Well, it's that time of year again. The time when I reread Sylvia Townsend Warner's Lolly Willowes.
It's a book I always associate with autumn, although the story cycles through all of the seasons, and describes them in glorious and unpredictable ways. But there is something earthy and eerie and (quite literally) witchy about Lolly Willowes, that puts it firmly in the "autumn reads" camp for me.
Written in 1926, it's the tale of Laura, or "Lolly" Willowes, who is one of those unfortunate women deemed superfluous by society. At forty-seven, she has lived only by the whims of other people, and she awakens one day to a great calling for something different.
Let me give you a taste:
Laura looked at the bottled fruits, the sliced pears in syrup, the glistening red plums, the greengages. She thought of the woman who had filled those jars and fastened on the bladders. Perhaps the greengrocer's mother lived in the country. A solitary old woman picking fruit in a darkening orchard, rubbing her rough fingertips over the smooth-skinned plums, a lean wiry old woman, standing with upstretched arms among her fruit trees as though she were a tree herself, growing out of the long grass, with arms stretched up like branches. It grew darker and darker; still she worked on, methodically stripping the quivering taut boughs one after the other.

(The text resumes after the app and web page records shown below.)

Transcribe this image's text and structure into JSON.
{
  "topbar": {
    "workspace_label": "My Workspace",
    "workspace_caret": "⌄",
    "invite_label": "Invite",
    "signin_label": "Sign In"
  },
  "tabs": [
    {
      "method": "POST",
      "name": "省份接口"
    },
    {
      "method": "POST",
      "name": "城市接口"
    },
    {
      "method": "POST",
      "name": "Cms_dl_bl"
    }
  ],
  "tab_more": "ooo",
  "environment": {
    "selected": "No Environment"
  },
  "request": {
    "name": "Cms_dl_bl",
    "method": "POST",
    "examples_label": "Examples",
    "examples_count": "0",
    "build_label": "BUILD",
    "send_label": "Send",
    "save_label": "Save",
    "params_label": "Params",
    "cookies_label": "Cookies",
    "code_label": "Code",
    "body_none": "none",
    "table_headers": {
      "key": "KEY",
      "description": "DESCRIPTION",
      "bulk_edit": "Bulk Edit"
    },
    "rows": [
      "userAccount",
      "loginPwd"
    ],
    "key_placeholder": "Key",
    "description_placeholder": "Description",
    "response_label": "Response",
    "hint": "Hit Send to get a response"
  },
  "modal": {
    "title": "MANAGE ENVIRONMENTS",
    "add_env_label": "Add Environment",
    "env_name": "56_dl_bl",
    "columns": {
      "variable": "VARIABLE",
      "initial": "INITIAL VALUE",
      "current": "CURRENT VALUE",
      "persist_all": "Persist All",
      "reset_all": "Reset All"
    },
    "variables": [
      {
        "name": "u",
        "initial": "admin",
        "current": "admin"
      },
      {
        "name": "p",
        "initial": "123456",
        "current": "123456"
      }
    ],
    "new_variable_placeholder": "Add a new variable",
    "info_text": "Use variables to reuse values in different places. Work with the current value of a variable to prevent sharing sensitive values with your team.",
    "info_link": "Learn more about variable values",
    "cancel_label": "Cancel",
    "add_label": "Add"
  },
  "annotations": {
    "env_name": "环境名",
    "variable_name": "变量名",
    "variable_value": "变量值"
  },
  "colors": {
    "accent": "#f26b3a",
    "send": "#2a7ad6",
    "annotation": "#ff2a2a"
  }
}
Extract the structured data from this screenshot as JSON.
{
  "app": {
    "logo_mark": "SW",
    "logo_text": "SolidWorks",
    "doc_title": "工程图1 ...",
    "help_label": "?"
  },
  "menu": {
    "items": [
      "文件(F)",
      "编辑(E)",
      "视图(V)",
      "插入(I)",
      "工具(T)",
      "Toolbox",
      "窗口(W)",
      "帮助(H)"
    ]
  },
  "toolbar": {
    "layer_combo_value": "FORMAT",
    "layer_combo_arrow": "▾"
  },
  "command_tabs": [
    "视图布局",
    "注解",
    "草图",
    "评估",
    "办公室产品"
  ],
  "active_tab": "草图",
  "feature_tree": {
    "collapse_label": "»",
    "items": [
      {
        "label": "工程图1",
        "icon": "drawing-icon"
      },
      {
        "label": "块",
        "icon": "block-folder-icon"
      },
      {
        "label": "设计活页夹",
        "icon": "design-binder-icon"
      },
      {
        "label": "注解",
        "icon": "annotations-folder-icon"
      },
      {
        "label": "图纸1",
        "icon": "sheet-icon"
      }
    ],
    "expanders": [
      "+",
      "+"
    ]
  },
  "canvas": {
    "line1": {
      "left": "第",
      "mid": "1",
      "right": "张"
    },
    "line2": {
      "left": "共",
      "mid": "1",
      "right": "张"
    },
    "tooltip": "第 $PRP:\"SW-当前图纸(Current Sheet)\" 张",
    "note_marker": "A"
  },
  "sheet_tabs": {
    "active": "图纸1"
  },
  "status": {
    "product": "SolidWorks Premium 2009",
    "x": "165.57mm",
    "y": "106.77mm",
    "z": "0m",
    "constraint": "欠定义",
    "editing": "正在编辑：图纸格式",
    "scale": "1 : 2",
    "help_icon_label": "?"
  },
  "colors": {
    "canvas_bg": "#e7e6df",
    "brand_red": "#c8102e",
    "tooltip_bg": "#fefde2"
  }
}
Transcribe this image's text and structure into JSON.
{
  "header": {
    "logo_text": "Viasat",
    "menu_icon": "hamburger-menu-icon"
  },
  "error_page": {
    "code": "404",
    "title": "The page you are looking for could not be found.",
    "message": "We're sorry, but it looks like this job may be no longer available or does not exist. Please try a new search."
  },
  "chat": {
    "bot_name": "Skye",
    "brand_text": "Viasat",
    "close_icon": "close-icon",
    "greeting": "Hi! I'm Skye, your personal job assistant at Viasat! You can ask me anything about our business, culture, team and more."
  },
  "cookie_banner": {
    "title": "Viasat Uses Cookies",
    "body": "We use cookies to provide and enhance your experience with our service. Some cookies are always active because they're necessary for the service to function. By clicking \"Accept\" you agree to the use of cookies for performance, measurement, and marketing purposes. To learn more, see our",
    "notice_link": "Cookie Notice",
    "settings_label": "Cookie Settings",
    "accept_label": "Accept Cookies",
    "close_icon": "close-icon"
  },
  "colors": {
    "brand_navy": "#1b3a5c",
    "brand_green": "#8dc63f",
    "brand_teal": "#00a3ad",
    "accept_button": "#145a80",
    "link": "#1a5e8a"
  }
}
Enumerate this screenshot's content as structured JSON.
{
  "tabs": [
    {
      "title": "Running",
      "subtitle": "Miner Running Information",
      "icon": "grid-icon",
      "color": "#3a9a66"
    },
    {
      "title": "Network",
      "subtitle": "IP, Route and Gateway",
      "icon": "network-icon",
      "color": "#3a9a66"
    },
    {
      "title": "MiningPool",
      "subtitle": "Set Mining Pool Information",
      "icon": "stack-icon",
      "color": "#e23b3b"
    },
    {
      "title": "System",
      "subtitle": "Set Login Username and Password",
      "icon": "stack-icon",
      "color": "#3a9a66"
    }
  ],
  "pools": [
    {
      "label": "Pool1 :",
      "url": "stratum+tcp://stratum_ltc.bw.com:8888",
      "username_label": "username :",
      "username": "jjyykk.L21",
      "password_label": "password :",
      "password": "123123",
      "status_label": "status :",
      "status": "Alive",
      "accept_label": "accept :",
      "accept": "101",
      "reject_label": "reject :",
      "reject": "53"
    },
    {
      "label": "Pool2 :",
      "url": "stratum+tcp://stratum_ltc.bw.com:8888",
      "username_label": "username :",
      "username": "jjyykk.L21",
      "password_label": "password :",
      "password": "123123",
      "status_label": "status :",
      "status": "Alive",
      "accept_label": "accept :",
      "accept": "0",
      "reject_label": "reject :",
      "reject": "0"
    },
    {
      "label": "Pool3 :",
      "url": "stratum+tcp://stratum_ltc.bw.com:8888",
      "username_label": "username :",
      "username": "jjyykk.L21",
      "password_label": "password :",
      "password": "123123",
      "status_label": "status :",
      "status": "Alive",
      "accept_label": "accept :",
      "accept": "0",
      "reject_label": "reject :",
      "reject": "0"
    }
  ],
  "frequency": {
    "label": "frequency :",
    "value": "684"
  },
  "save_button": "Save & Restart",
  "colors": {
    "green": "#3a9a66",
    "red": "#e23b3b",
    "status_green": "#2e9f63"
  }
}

As Laura stood waiting she felt a great longing. It weighed upon her like the load of ripened fruit upon a tree.
Can you see it? Can you feel it? That description does something to my soul. I love the image of the solitary old woman, transforming into an upwards-reaching tree, rooted in the orchard that she knows and loves and works, connected to the earth, darkening with the day.
As I type these words, outside of my window coppery and crimson leaves are fluttering to the ground, shaken from their boughs by a gentle but persistent wind. After reading about Laura, the scents and sights and textures of her countryside, and her strange, vivid imaginings, I set the book aside and notice the textures of my own world.
The air has still a summer-sweet scent lingering in it, yet there is a promise of coldness to come. The sky above is blanketed with clouds, but the weave of the blanket is loose—deep blue sky peeks through, between and around the cloud shapes. Crickets are singing and a bumblebee hovers near, sounding strangely loud in the silence. A woodpecker tap-tap-taps the nearest tree. The falling leaves make space in the canopy where light streams through, making shadows dance on the ground.
But let me not deceive you: Lolly Willowes is not an innocent, nature-loving read. It has an undercurrent of unease, and it turns sharply towards the wild and the uncanny once you are immersed. I wasn't lying when I said it was witchy, in every sense of the word.
It's the perfect book for fall, as you watch the trees transform, and smell the decaying leaves.